“I just want to go, Gunnar. I’m tired,” she said, lying through her teeth.
She wasn’t tired at all. In fact, the probability of her sleeping until she knew Sylaise was somewhere she couldn’t enact her threat was so marginal that even the maddest of gamblers in Bahman’s Pride wouldn’t have bet on it. She longer for Eturia, where the only threats came from uncooked meats and the inability to swim. Not knives in the dark, snakes in bedsheets and vile, poisonous women with jealousy in their eyes and selfishness in their hearts.
Gunnar nodded. He could tell she was lying, but he didn’t protest. “Then we will return to my estate. Sylaise will not be there, I promise you.” He turned once more to one of his guard, murmuring softly in his native tongue. “Seda, amak baz Afya.”
He was silent on the journey back to his estate, forcing no more answers or conversations from Aoife. He knew what it was to be scared. To feel threatened. The whole affair with Lady Cavanagh, while not quite on par with a direct threat against Aoife’s life, had left him fearing for his family and their livelihood. He hadn’t exactly been the most conversational of men during the ordeal, and he would not demand it of Aoife in turn.
They parted ways once they returned to his home, Gunnar choosing to reunite with Feriha, while Aoife was shepherded along by Seda, the cükadın he had most recently addressed. Her touch was gentle. Maternal, almost. Many of the cükadın were mothers. Sisters. Wives. They had their own lives, people who cared about them and depended on them. Yet they chose to put their lives on the line each day, purely because their devotion to Gunnar was that great. They knew him only platonically, but they felt him a worthy enough man to risk their lives for. Aoife wasn’t sure she could do that for anyone. Not Niamh. Not Rin. Not even Shay.

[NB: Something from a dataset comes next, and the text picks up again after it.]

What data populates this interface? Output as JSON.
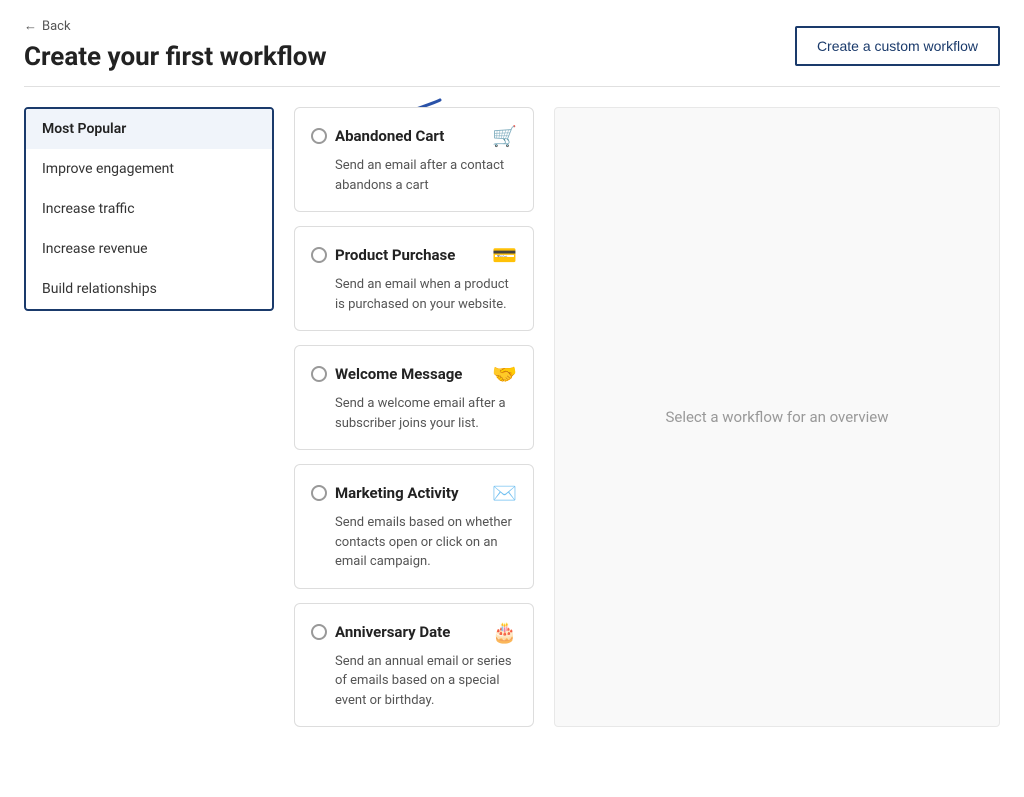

Seda dressed her for bed, something Aoife was still growing accustomed to. Being waited on hand and foot was something reserved only for the upper class. She had grown up tending to everything herself, and as Seda wrestled her out of her dress and into her nightclothes, a small part of her still fought to do it herself.
“Olmas hale,” Seda said, her voice soft as eiderdown as she laid Aoife down to rest, pulling the thin bed cover over her. It wasn’t all that necessary in the Sands, but modesty prevailed, even this far away from, as Aoife defined it, civilised society. “O Şart geris. You must rest.”
Before the orphan had time to protest, Seda left the room, reappearing moments later with a small, wooden stand. She placed it on the side table beside Aoife’s bed, and the orphan could just make out delicate golden patterns painted on the wood, but in her exhaustion she could not identify any of the images. Seda held a box of matches in her hand, and she struck one with precision, lighting a small chunk of brownish-black resin at the base of the stand. Smoke plumed from the resin, filling the room with a pungent odour. Seda gave nothing by way of explanation, only urging Aoife to rest once more. The orphan had no idea what it was, but the smoke worked its way into her lungs and her head, with sleep dogging its heels. Soon enough she was asleep, and all thoughts of Sylaise and her snakes were gone.